Should Judges Use Passes?
(From the Chicago Daily News.)
Members of the bar and citizens generally may congratulate themselves that some of the judges do not look upon the accepting of passes as being proper. Judge Altgeld not only refuses to accept them, but believes that the entire system is radically wrong. A reporter for the Daily News asked:
"Judge, do the railroads send you many passes?"
"No, not now," was the reply. "Several years ago, when I went onto the bench, they sent me more than a dozen for myself and wife."
"May I ask what you did with them?"
"I sent them all back."
"Why did you send them back?"
"Well, on principle. I do not believe in accepting something for nothing, and then I do not think that a judge should accept favors from parties who either are or may become litigants in his court, and who would not offer him a pass if he were not judge. Even if it did not influence him, it tends to make the public and even the bar feel a little distrustful, and to that extent weakens his usefulness. If a livery stable keeper, who had cases in court, were to offer a judge the free use of his horses and buggies, a judge would feel that he could not accept it; for in offering him something which was not offered to the public, it was fair to assume that there was a special motive for the act, and the same rule will apply to railroads — at least the public think so — and to make the administration of justice effective, it is necessary that the public should, at least, have confidence in its integrity and impartiality."
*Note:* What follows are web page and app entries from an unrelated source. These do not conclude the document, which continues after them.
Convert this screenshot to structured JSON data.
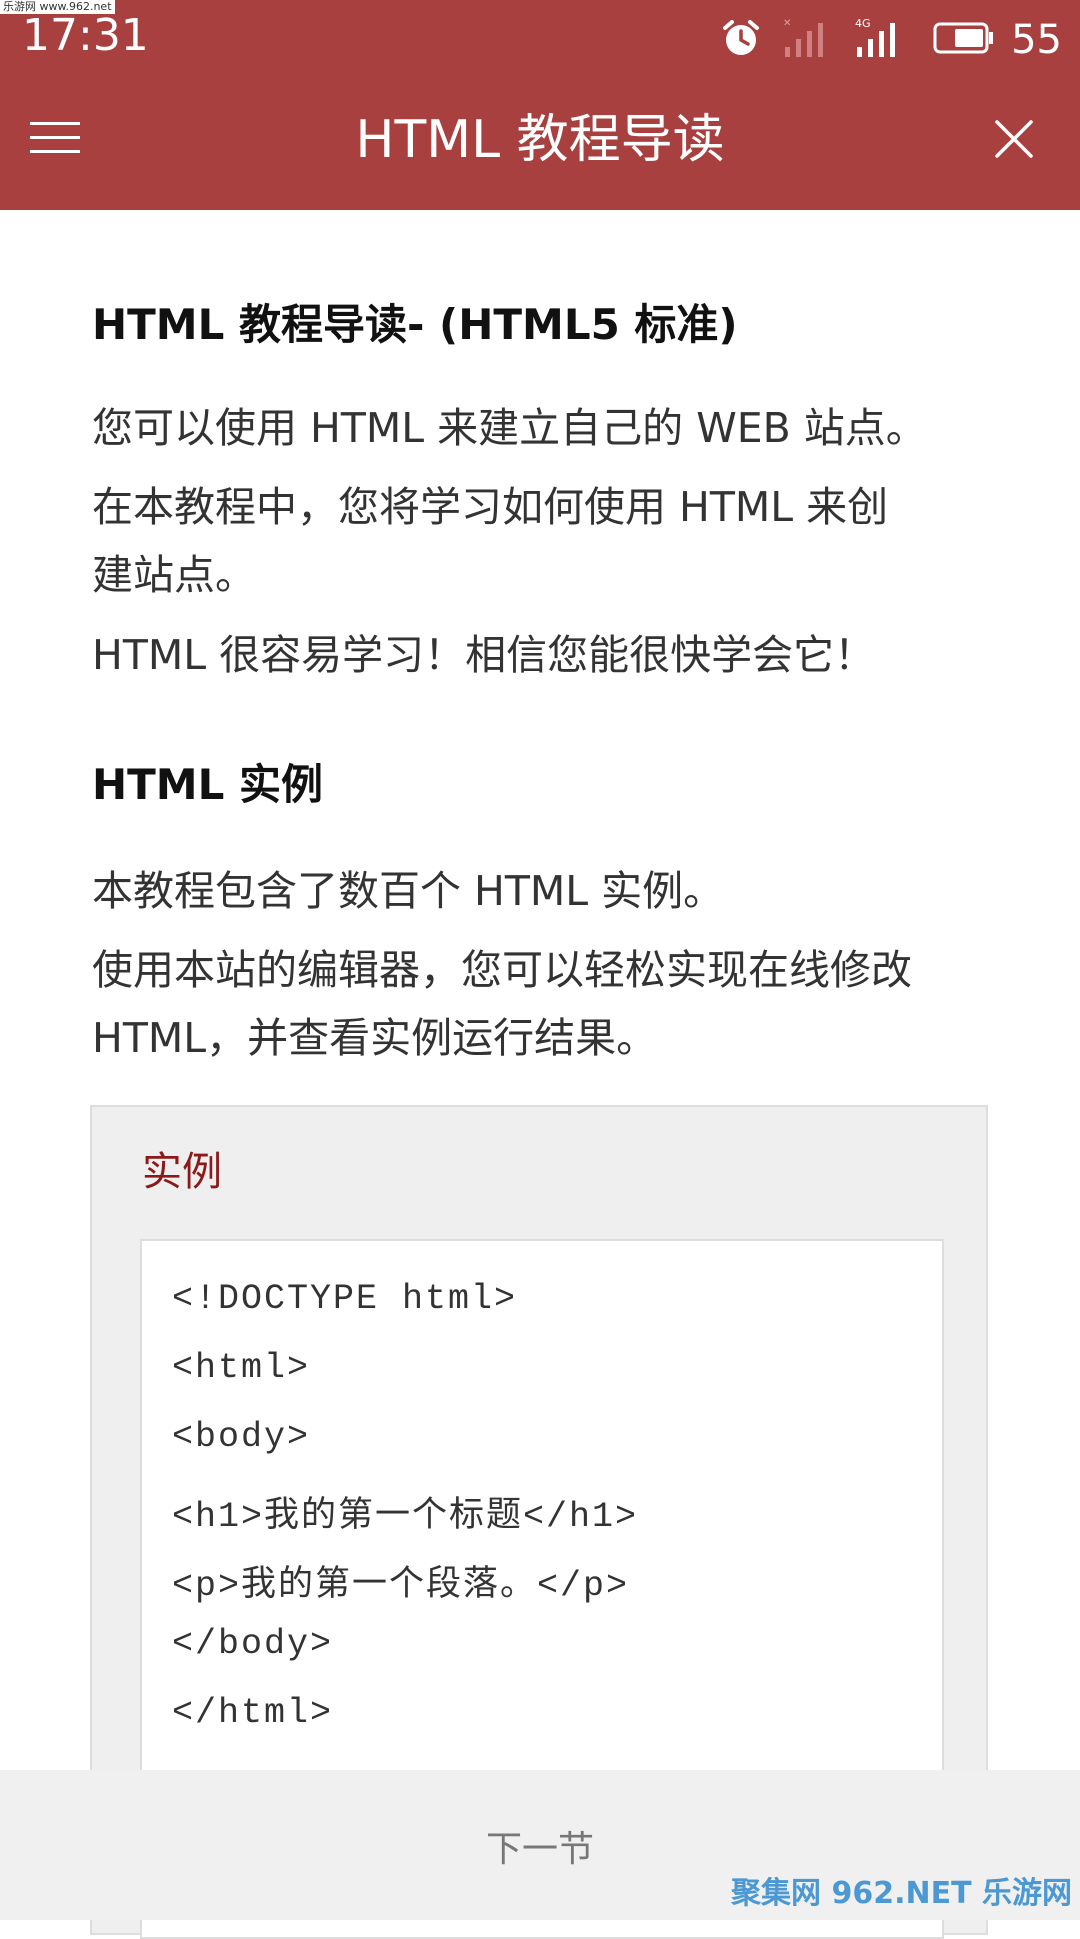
{
  "status_bar": {
    "time": "17:31",
    "battery_level": "55",
    "network": "4G",
    "icons": [
      "alarm-icon",
      "signal-empty-icon",
      "signal-4g-icon",
      "battery-icon"
    ]
  },
  "watermark": {
    "top": "乐游网 www.962.net",
    "bottom": "聚集网 962.NET 乐游网"
  },
  "app_bar": {
    "title": "HTML 教程导读",
    "menu_icon": "hamburger-menu-icon",
    "close_icon": "close-icon"
  },
  "content": {
    "heading1": "HTML 教程导读- (HTML5 标准)",
    "p1": "您可以使用 HTML 来建立自己的 WEB 站点。",
    "p2_line1": "在本教程中，您将学习如何使用 HTML 来创",
    "p2_line2": "建站点。",
    "p3": "HTML 很容易学习！相信您能很快学会它！",
    "heading2": "HTML 实例",
    "p4": "本教程包含了数百个 HTML 实例。",
    "p5_line1": "使用本站的编辑器，您可以轻松实现在线修改",
    "p5_line2": "HTML，并查看实例运行结果。"
  },
  "example": {
    "label": "实例",
    "code_lines": [
      "<!DOCTYPE html>",
      "<html>",
      "<body>",
      "<h1>我的第一个标题</h1>",
      "<p>我的第一个段落。</p>",
      "</body>",
      "</html>"
    ]
  },
  "bottom_bar": {
    "next_label": "下一节"
  },
  "colors": {
    "app_bar": "#a94040",
    "example_label": "#8b1a1a",
    "example_bg": "#efefef",
    "bottom_bar_bg": "#f0f0f0"
  }
}
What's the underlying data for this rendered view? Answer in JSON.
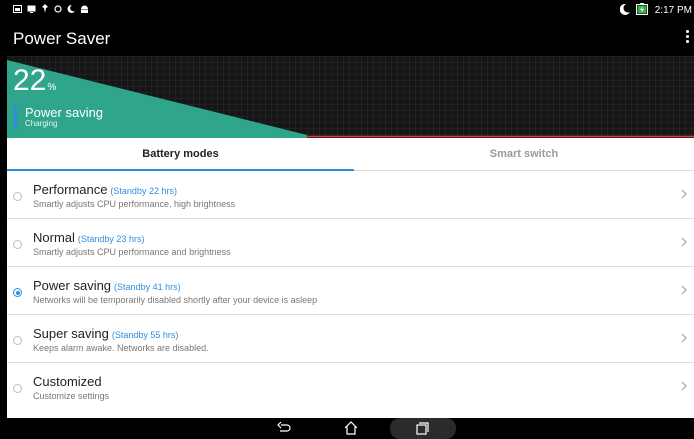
{
  "status_bar": {
    "time": "2:17 PM",
    "left_icons": [
      "gallery-icon",
      "screen-icon",
      "pin-icon",
      "sync-icon",
      "moon-icon",
      "android-icon"
    ],
    "right_icons": [
      "moon-icon",
      "battery-charging-icon"
    ]
  },
  "app_bar": {
    "title": "Power Saver",
    "overflow_icon": "more-vert-icon"
  },
  "battery": {
    "percent": "22",
    "percent_unit": "%",
    "level_fraction": 0.22,
    "mode_label": "Power saving",
    "charging_label": "Charging",
    "graph_color": "#2fa58b"
  },
  "tabs": [
    {
      "label": "Battery modes",
      "active": true
    },
    {
      "label": "Smart switch",
      "active": false
    }
  ],
  "modes": [
    {
      "name": "Performance",
      "standby": "(Standby 22 hrs)",
      "description": "Smartly adjusts CPU performance, high brightness",
      "selected": false
    },
    {
      "name": "Normal",
      "standby": "(Standby 23 hrs)",
      "description": "Smartly adjusts CPU performance and brightness",
      "selected": false
    },
    {
      "name": "Power saving",
      "standby": "(Standby 41 hrs)",
      "description": "Networks will be temporarily disabled shortly after your device is asleep",
      "selected": true
    },
    {
      "name": "Super saving",
      "standby": "(Standby 55 hrs)",
      "description": "Keeps alarm awake. Networks are disabled.",
      "selected": false
    },
    {
      "name": "Customized",
      "standby": "",
      "description": "Customize settings",
      "selected": false
    }
  ],
  "nav_bar": {
    "buttons": [
      "back-icon",
      "home-icon",
      "recents-icon"
    ]
  },
  "colors": {
    "accent": "#2d8fe3",
    "graph_fill": "#2fa58b",
    "graph_line": "#e53935"
  }
}
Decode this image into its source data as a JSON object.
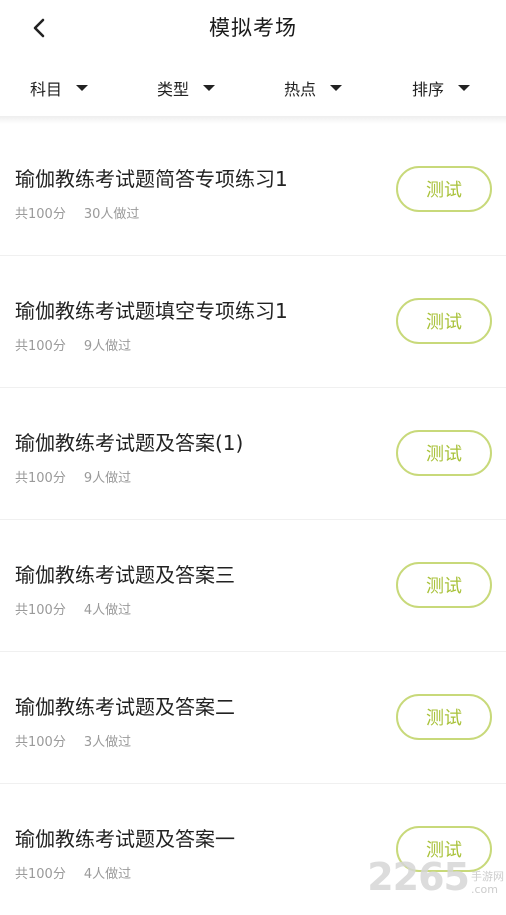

"Then you don't use passes, Judge."
"No, sir; I have always paid my way, just like other people have to do."